Market-Building and the Ecology of Political Contention in the American West, 1890-1896
Drawing on new data on the location of market infrastructure such as rail lines and grain elevators, I examine patterns of third-party mobilization in the American West between 1890 and 1896. Whereas conventional accounts attribute the outbreak of third-party support in the agrarian periphery to factors such as declining wheat prices, I find that the relationship between crop production and vote choice was a function of market distance. Third-party strength was thus disproportionately concentrated in wheat dependent economies facing higher transportation costs by virtue of their position in relation to terminal markets such as Minneapolis-St. Paul.

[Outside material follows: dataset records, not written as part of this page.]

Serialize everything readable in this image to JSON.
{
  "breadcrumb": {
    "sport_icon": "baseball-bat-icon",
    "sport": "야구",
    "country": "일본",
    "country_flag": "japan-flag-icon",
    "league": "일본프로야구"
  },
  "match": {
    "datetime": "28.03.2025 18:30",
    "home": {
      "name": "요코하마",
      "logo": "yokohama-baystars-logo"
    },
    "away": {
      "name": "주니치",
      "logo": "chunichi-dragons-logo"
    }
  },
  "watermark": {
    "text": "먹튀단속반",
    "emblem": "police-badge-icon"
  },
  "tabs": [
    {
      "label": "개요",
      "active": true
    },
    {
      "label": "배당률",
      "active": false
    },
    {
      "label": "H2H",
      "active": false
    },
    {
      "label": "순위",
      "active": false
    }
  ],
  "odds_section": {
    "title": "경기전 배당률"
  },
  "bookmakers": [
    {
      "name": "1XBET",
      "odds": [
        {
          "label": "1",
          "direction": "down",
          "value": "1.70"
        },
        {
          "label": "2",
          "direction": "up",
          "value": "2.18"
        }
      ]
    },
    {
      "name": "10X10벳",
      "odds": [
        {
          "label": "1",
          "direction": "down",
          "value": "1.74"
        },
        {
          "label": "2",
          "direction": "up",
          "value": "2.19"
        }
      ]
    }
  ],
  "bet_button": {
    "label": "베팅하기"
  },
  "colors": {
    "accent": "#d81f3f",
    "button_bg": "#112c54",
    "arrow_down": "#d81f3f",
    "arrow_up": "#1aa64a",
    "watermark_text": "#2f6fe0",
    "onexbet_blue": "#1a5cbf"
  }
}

In short, I find that in the context of a spatially-stratified market, where one stood politically could not be understood independently of where one stood geographically.